* [Activity]:
Copy out every entry that follows, without a single picture.

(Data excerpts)
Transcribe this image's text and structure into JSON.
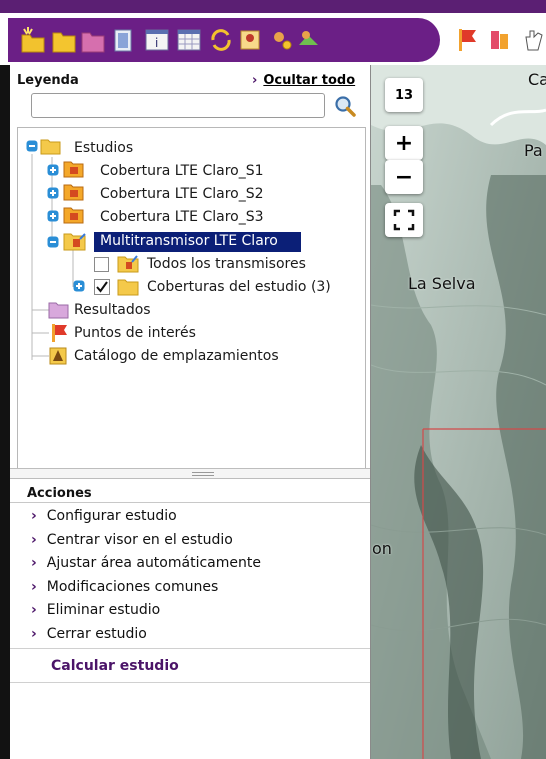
{
  "legend": {
    "title": "Leyenda",
    "hide_all": "Ocultar todo",
    "search_placeholder": ""
  },
  "tree": {
    "root": "Estudios",
    "items": [
      "Cobertura LTE Claro_S1",
      "Cobertura LTE Claro_S2",
      "Cobertura LTE Claro_S3",
      "Multitransmisor LTE Claro"
    ],
    "children": [
      "Todos los transmisores",
      "Coberturas del estudio (3)"
    ],
    "others": [
      "Resultados",
      "Puntos de interés",
      "Catálogo de emplazamientos"
    ]
  },
  "actions": {
    "title": "Acciones",
    "items": [
      "Configurar estudio",
      "Centrar visor en el estudio",
      "Ajustar área automáticamente",
      "Modificaciones comunes",
      "Eliminar estudio",
      "Cerrar estudio"
    ],
    "calculate": "Calcular estudio"
  },
  "map": {
    "zoom_level": "13",
    "zoom_in": "+",
    "zoom_out": "−",
    "labels": [
      "La Selva",
      "Pa",
      "Ca",
      "on"
    ]
  },
  "colors": {
    "brand_purple": "#6b1f86",
    "selection": "#0b1f77",
    "link": "#4b1468"
  }
}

* [Result of the task]:
Transcribe this image's text and structure into JSON.
{
  "legend": {
    "title": "Leyenda",
    "hide_all": "Ocultar todo",
    "search_placeholder": ""
  },
  "tree": {
    "root": "Estudios",
    "items": [
      "Cobertura LTE Claro_S1",
      "Cobertura LTE Claro_S2",
      "Cobertura LTE Claro_S3",
      "Multitransmisor LTE Claro"
    ],
    "children": [
      "Todos los transmisores",
      "Coberturas del estudio (3)"
    ],
    "others": [
      "Resultados",
      "Puntos de interés",
      "Catálogo de emplazamientos"
    ]
  },
  "actions": {
    "title": "Acciones",
    "items": [
      "Configurar estudio",
      "Centrar visor en el estudio",
      "Ajustar área automáticamente",
      "Modificaciones comunes",
      "Eliminar estudio",
      "Cerrar estudio"
    ],
    "calculate": "Calcular estudio"
  },
  "map": {
    "zoom_level": "13",
    "zoom_in": "+",
    "zoom_out": "−",
    "labels": [
      "La Selva",
      "Pa",
      "Ca",
      "on"
    ]
  },
  "colors": {
    "brand_purple": "#6b1f86",
    "selection": "#0b1f77",
    "link": "#4b1468"
  }
}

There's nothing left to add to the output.